● **YOUR ASSIGNMENT**
Return all of the data exactly, omitting any images.

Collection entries
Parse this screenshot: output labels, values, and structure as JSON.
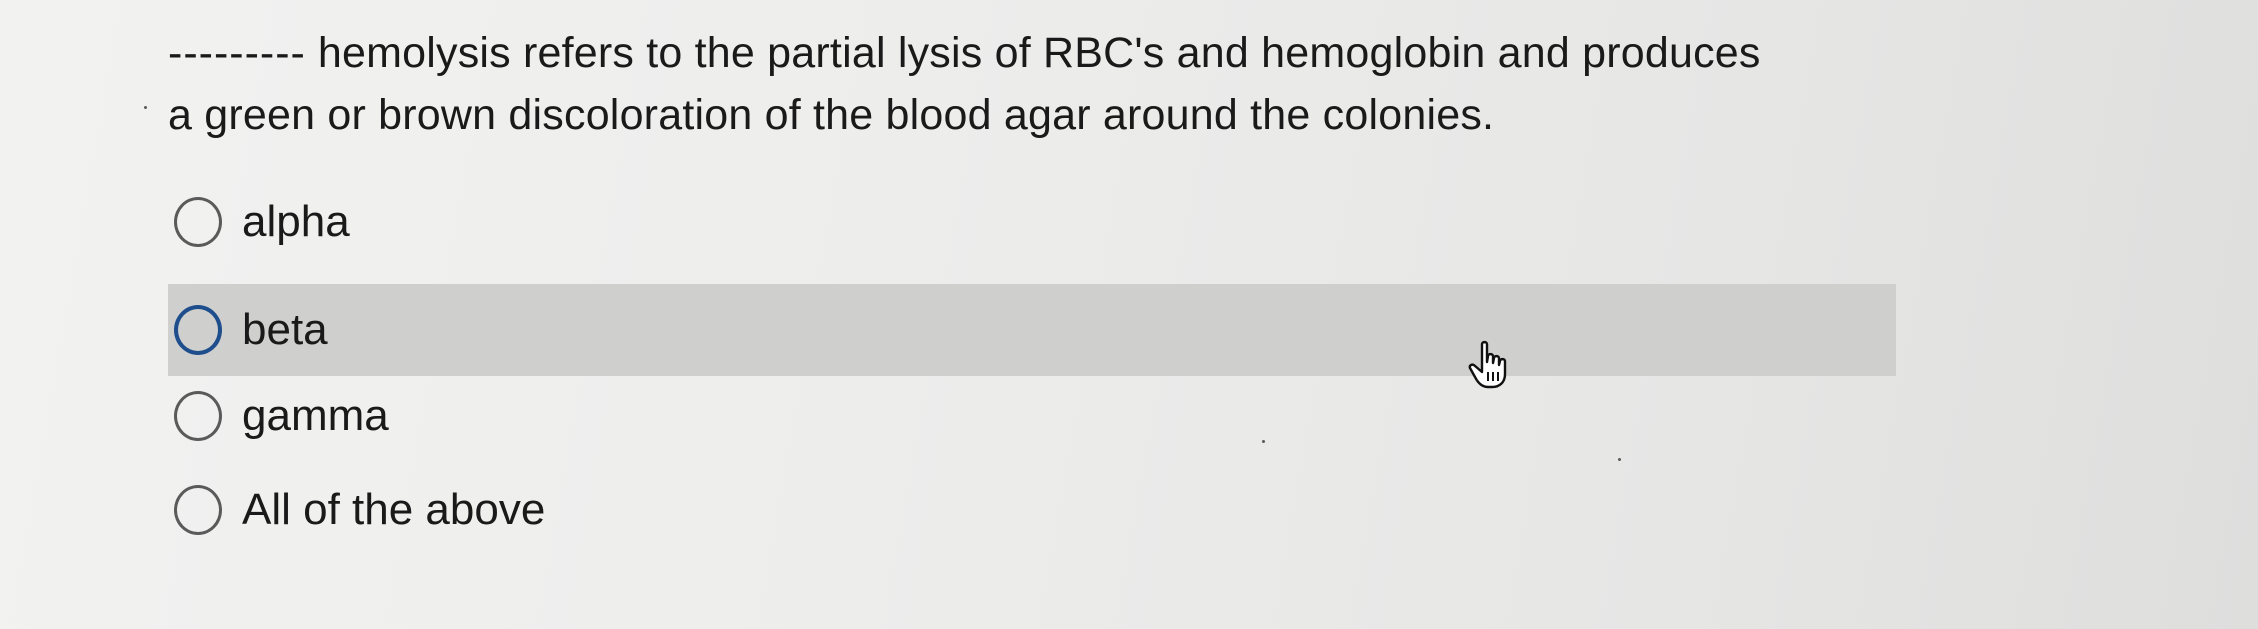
{
  "question": {
    "blank": "---------",
    "line1": "hemolysis refers to the partial lysis of RBC's and hemoglobin and produces",
    "line2": "a green or brown discoloration of the blood agar around the colonies."
  },
  "options": [
    {
      "label": "alpha",
      "selected": false,
      "hovered": false
    },
    {
      "label": "beta",
      "selected": false,
      "hovered": true
    },
    {
      "label": "gamma",
      "selected": false,
      "hovered": false
    },
    {
      "label": "All of the above",
      "selected": false,
      "hovered": false
    }
  ],
  "colors": {
    "hover_row": "#cfcfce",
    "hover_radio": "#1f4e8c",
    "radio_border": "#5a5a5a"
  },
  "icons": {
    "cursor": "hand-pointer-icon"
  }
}
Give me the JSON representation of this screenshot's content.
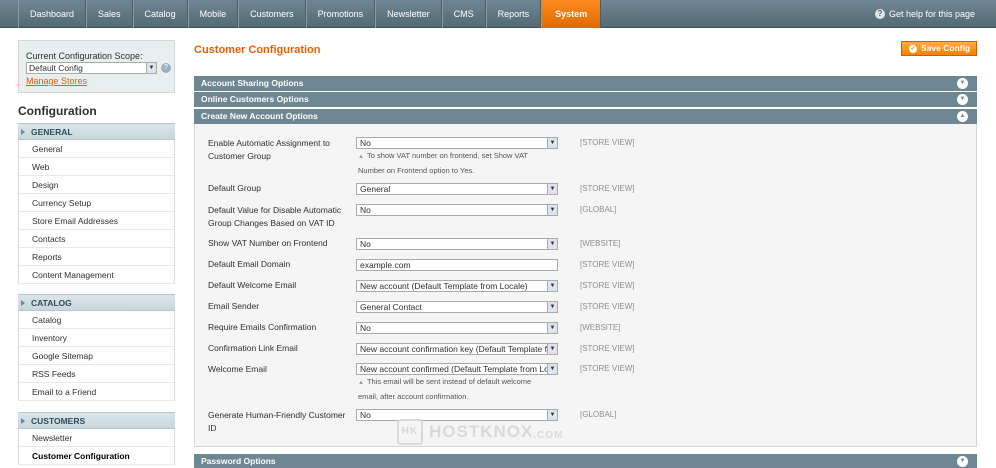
{
  "nav": {
    "items": [
      "Dashboard",
      "Sales",
      "Catalog",
      "Mobile",
      "Customers",
      "Promotions",
      "Newsletter",
      "CMS",
      "Reports",
      "System"
    ],
    "active": "System",
    "help": "Get help for this page"
  },
  "sidebar": {
    "scope_label": "Current Configuration Scope:",
    "scope_value": "Default Config",
    "manage_stores": "Manage Stores",
    "title": "Configuration",
    "sections": [
      {
        "header": "GENERAL",
        "items": [
          "General",
          "Web",
          "Design",
          "Currency Setup",
          "Store Email Addresses",
          "Contacts",
          "Reports",
          "Content Management"
        ]
      },
      {
        "header": "CATALOG",
        "items": [
          "Catalog",
          "Inventory",
          "Google Sitemap",
          "RSS Feeds",
          "Email to a Friend"
        ]
      },
      {
        "header": "CUSTOMERS",
        "items": [
          "Newsletter",
          "Customer Configuration"
        ]
      }
    ]
  },
  "main": {
    "title": "Customer Configuration",
    "save_label": "Save Config",
    "sections": {
      "account_sharing": "Account Sharing Options",
      "online_customers": "Online Customers Options",
      "create_account": "Create New Account Options",
      "password": "Password Options"
    },
    "rows": [
      {
        "label": "Enable Automatic Assignment to Customer Group",
        "value": "No",
        "scope": "[STORE VIEW]",
        "note": "To show VAT number on frontend, set Show VAT Number on Frontend option to Yes."
      },
      {
        "label": "Default Group",
        "value": "General",
        "scope": "[STORE VIEW]"
      },
      {
        "label": "Default Value for Disable Automatic Group Changes Based on VAT ID",
        "value": "No",
        "scope": "[GLOBAL]"
      },
      {
        "label": "Show VAT Number on Frontend",
        "value": "No",
        "scope": "[WEBSITE]"
      },
      {
        "label": "Default Email Domain",
        "value": "example.com",
        "scope": "[STORE VIEW]"
      },
      {
        "label": "Default Welcome Email",
        "value": "New account (Default Template from Locale)",
        "scope": "[STORE VIEW]"
      },
      {
        "label": "Email Sender",
        "value": "General Contact",
        "scope": "[STORE VIEW]"
      },
      {
        "label": "Require Emails Confirmation",
        "value": "No",
        "scope": "[WEBSITE]"
      },
      {
        "label": "Confirmation Link Email",
        "value": "New account confirmation key (Default Template fr",
        "scope": "[STORE VIEW]"
      },
      {
        "label": "Welcome Email",
        "value": "New account confirmed (Default Template from Lo",
        "scope": "[STORE VIEW]",
        "note": "This email will be sent instead of default welcome email, after account confirmation."
      },
      {
        "label": "Generate Human-Friendly Customer ID",
        "value": "No",
        "scope": "[GLOBAL]"
      }
    ]
  },
  "watermark": {
    "logo": "HK",
    "text": "HOSTKNOX",
    "suffix": ".COM"
  }
}
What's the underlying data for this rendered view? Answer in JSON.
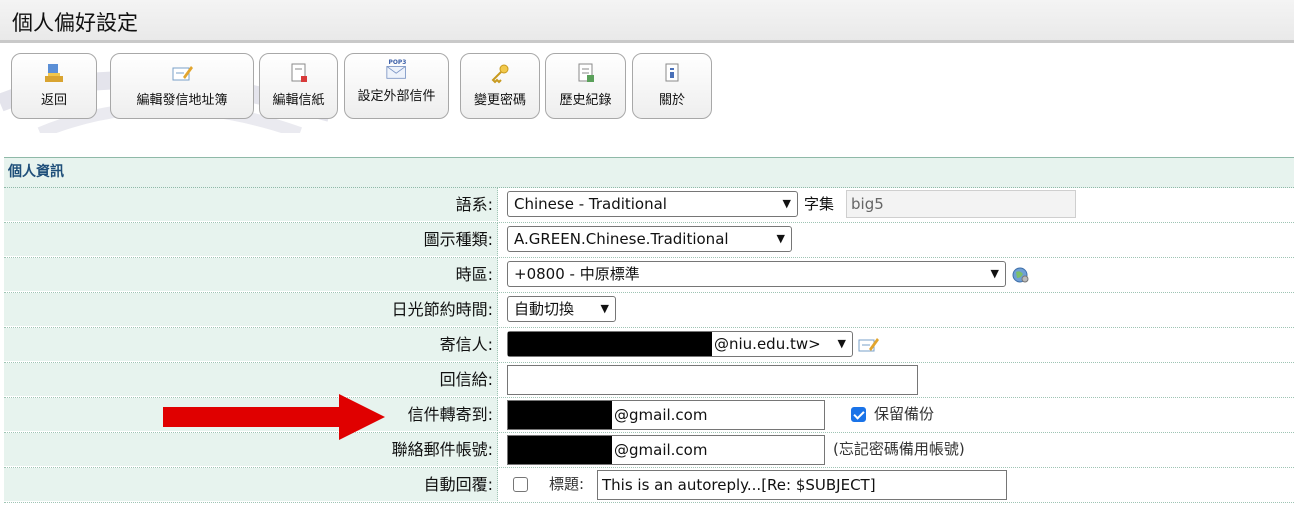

● **SOLUTION**
Parse this screenshot: output labels, values, and structure as JSON.
{
  "question": {
    "blank": "---------",
    "line1": "hemolysis refers to the partial lysis of RBC's and hemoglobin and produces",
    "line2": "a green or brown discoloration of the blood agar around the colonies."
  },
  "options": [
    {
      "label": "alpha",
      "selected": false,
      "hovered": false
    },
    {
      "label": "beta",
      "selected": false,
      "hovered": true
    },
    {
      "label": "gamma",
      "selected": false,
      "hovered": false
    },
    {
      "label": "All of the above",
      "selected": false,
      "hovered": false
    }
  ],
  "colors": {
    "hover_row": "#cfcfce",
    "hover_radio": "#1f4e8c",
    "radio_border": "#5a5a5a"
  },
  "icons": {
    "cursor": "hand-pointer-icon"
  }
}
Give me the JSON representation of this screenshot's content.
{
  "nav": {
    "items": [
      "Dashboard",
      "Sales",
      "Catalog",
      "Mobile",
      "Customers",
      "Promotions",
      "Newsletter",
      "CMS",
      "Reports",
      "System"
    ],
    "active": "System",
    "help": "Get help for this page"
  },
  "sidebar": {
    "scope_label": "Current Configuration Scope:",
    "scope_value": "Default Config",
    "manage_stores": "Manage Stores",
    "title": "Configuration",
    "sections": [
      {
        "header": "GENERAL",
        "items": [
          "General",
          "Web",
          "Design",
          "Currency Setup",
          "Store Email Addresses",
          "Contacts",
          "Reports",
          "Content Management"
        ]
      },
      {
        "header": "CATALOG",
        "items": [
          "Catalog",
          "Inventory",
          "Google Sitemap",
          "RSS Feeds",
          "Email to a Friend"
        ]
      },
      {
        "header": "CUSTOMERS",
        "items": [
          "Newsletter",
          "Customer Configuration"
        ]
      }
    ]
  },
  "main": {
    "title": "Customer Configuration",
    "save_label": "Save Config",
    "sections": {
      "account_sharing": "Account Sharing Options",
      "online_customers": "Online Customers Options",
      "create_account": "Create New Account Options",
      "password": "Password Options"
    },
    "rows": [
      {
        "label": "Enable Automatic Assignment to Customer Group",
        "value": "No",
        "scope": "[STORE VIEW]",
        "note": "To show VAT number on frontend, set Show VAT Number on Frontend option to Yes."
      },
      {
        "label": "Default Group",
        "value": "General",
        "scope": "[STORE VIEW]"
      },
      {
        "label": "Default Value for Disable Automatic Group Changes Based on VAT ID",
        "value": "No",
        "scope": "[GLOBAL]"
      },
      {
        "label": "Show VAT Number on Frontend",
        "value": "No",
        "scope": "[WEBSITE]"
      },
      {
        "label": "Default Email Domain",
        "value": "example.com",
        "scope": "[STORE VIEW]"
      },
      {
        "label": "Default Welcome Email",
        "value": "New account (Default Template from Locale)",
        "scope": "[STORE VIEW]"
      },
      {
        "label": "Email Sender",
        "value": "General Contact",
        "scope": "[STORE VIEW]"
      },
      {
        "label": "Require Emails Confirmation",
        "value": "No",
        "scope": "[WEBSITE]"
      },
      {
        "label": "Confirmation Link Email",
        "value": "New account confirmation key (Default Template fr",
        "scope": "[STORE VIEW]"
      },
      {
        "label": "Welcome Email",
        "value": "New account confirmed (Default Template from Lo",
        "scope": "[STORE VIEW]",
        "note": "This email will be sent instead of default welcome email, after account confirmation."
      },
      {
        "label": "Generate Human-Friendly Customer ID",
        "value": "No",
        "scope": "[GLOBAL]"
      }
    ]
  },
  "watermark": {
    "logo": "HK",
    "text": "HOSTKNOX",
    "suffix": ".COM"
  }
}
What's the underlying data for this rendered view? Answer in JSON.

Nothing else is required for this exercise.